As a result of continued worldwide economic turmoil in 2011, the news about giving around the globe is mixed:
- The good news is that the world gave more in 2011 than it did in 2010, taking into account money donated, volunteerism, and helping a stranger.
- The bad news is that the number of people donating money worldwide has gone down. The overall increase in giving came from the increase in volunteerism and helping a stranger.
- The news for Americans is very good. The United States moved from a fifth place ranking in 2010 to the top spot in 2011 making it “the world’s most giving nation.”
- The news is also good for Asians. As a region, Asia has seen the largest growth in overall giving.
These insights come from the World Giving Index 2011, published recently by The Charities Aid Foundation, an international charity based in the United Kingdom. The report, compiled from survey data provided by Gallup, ranks charitable behavior in 153 nations. The ranking is based on three measures:
Have you done any of the following in the past month?:
- Donated money to a charity?
- Volunteered your time to an organisation?
- Helped a stranger, or someone you didn’t know who needed help?”
The global average of the three giving behaviors in 2011 was 32.4 percent, up from 31.6 percent in 2010. More specifically, there has been a two percent increase in the global population “Helping a Stranger” and a one percent increase in people “Volunteering.” Unfortunately, the sluggish worldwide economy might be to blame for a one percent decrease in the number of people who gave money to a charity.
In 2011, the top ten most giving countries were:
United States of America
Lao People’s Democratic Republic
Interestingly, national wealth and giving do not necessarily go together. Only five of the nations in the World Bank’s ranking of the top 20 nations by Gross Domestic Product per capita appear in the World Giving Index 2011 listing of the 20 most giving countries.
For the US, there’s more good news from a completely separate study, Blackbaud Index. The January 2012 edition reports:
Fundraising has returned to pre-recession levels. Through the first 11 months of 2011, overall giving is up 3.4 percent over 2010, and is now officially above the level of giving last seen in 2007.”
This news is not especially surprising. There has been a strong correlation between GDP and charitable giving. Historically, giving has been about two percent of GDP. So, as the economy grows, we can expect that giving will follow. Of course, as we have seen, the converse is also true.
I invite you to share your thoughts below about either study.
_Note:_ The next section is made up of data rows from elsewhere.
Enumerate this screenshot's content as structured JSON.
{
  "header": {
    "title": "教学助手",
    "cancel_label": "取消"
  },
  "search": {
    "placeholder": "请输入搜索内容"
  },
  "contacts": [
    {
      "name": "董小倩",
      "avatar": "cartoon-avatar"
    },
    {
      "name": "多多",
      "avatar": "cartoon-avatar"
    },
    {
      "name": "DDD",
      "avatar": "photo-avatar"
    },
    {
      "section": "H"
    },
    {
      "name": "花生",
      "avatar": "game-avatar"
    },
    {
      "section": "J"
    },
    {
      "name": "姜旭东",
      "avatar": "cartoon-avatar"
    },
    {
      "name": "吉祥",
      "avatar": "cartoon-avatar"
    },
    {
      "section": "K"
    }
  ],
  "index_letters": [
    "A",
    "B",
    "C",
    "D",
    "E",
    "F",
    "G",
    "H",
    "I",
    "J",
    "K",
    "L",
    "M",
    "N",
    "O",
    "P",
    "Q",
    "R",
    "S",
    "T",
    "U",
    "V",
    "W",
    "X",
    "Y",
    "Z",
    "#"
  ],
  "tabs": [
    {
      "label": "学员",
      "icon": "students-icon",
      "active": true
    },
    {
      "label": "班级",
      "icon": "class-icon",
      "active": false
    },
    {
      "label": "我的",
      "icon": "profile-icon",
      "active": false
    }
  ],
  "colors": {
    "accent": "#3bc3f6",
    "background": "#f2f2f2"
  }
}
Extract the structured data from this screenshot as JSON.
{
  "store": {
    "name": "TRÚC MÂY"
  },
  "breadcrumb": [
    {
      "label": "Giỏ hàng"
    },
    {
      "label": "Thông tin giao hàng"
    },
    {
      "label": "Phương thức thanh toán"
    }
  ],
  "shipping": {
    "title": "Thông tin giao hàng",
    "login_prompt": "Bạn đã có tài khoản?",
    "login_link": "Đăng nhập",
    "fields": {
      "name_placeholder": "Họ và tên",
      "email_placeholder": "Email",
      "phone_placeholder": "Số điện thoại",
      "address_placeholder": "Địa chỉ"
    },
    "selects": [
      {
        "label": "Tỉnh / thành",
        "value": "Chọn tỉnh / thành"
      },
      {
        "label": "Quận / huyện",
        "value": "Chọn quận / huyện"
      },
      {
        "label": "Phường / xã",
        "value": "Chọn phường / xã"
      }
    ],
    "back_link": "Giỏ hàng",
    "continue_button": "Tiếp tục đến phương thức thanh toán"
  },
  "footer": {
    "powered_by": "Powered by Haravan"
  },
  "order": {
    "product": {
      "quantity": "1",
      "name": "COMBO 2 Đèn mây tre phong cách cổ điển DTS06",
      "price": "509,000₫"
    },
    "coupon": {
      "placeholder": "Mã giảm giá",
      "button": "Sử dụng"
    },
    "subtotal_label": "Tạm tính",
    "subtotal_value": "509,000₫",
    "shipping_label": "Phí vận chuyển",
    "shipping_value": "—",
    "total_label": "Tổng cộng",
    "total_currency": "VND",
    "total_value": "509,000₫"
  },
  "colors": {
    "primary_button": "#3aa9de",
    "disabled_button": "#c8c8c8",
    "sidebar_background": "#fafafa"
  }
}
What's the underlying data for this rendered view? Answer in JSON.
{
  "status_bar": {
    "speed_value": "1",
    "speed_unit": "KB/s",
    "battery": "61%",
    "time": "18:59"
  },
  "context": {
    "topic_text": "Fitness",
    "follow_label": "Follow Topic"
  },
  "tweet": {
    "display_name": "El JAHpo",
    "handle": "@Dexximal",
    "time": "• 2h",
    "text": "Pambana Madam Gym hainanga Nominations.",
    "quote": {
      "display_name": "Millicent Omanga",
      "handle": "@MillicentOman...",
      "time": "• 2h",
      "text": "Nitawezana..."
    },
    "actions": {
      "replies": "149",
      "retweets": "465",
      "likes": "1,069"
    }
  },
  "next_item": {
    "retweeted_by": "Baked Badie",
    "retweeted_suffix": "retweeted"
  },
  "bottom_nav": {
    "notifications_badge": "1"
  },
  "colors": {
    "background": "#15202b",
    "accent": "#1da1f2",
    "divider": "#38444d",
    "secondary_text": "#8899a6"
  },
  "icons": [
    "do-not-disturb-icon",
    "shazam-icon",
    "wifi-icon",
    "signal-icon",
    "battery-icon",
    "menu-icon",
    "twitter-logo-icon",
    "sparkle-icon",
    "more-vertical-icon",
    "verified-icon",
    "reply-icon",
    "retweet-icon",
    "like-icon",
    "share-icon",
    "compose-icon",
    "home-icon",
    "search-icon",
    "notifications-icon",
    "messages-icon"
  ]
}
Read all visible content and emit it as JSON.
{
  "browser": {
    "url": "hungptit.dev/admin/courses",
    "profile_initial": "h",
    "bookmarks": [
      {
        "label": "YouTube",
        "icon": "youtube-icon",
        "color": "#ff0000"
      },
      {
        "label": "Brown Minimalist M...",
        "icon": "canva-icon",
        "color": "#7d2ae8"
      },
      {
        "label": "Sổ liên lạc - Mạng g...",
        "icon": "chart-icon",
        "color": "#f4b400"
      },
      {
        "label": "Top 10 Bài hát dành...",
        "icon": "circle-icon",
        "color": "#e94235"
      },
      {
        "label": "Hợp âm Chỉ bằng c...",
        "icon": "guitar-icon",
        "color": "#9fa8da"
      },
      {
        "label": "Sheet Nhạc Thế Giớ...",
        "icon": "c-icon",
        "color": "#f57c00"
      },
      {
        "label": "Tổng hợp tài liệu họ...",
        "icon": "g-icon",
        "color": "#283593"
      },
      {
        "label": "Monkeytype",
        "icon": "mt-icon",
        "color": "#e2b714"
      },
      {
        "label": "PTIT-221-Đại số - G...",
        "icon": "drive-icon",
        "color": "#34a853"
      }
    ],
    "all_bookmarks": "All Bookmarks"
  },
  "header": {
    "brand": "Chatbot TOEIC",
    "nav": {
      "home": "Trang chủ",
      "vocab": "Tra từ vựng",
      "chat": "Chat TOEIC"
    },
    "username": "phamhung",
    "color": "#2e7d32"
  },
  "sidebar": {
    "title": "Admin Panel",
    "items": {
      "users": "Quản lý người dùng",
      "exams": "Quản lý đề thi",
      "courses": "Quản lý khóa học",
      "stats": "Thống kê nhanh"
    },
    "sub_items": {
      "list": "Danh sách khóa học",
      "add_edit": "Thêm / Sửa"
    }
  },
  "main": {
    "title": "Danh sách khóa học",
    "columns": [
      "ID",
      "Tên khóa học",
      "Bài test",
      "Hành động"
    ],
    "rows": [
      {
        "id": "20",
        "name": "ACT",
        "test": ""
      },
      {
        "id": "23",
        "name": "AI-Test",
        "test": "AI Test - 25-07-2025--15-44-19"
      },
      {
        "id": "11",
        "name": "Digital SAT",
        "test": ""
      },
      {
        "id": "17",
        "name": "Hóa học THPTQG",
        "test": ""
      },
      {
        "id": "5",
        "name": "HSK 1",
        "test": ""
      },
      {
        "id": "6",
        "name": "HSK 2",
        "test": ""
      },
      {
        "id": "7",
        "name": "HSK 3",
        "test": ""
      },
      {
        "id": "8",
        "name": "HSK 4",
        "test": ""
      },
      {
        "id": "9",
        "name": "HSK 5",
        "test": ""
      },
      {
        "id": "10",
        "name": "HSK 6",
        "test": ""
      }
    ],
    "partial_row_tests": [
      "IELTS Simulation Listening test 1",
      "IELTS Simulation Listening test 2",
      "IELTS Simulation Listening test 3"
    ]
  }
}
If you want to comment on Twitter about the World Giving Index 2011, CAF encourages you to use the following hashtag: #WorldGivingIndex; a summary of Twitter feedback will be included in next year’s report.
That’s what Michael Rosen says… What do you say?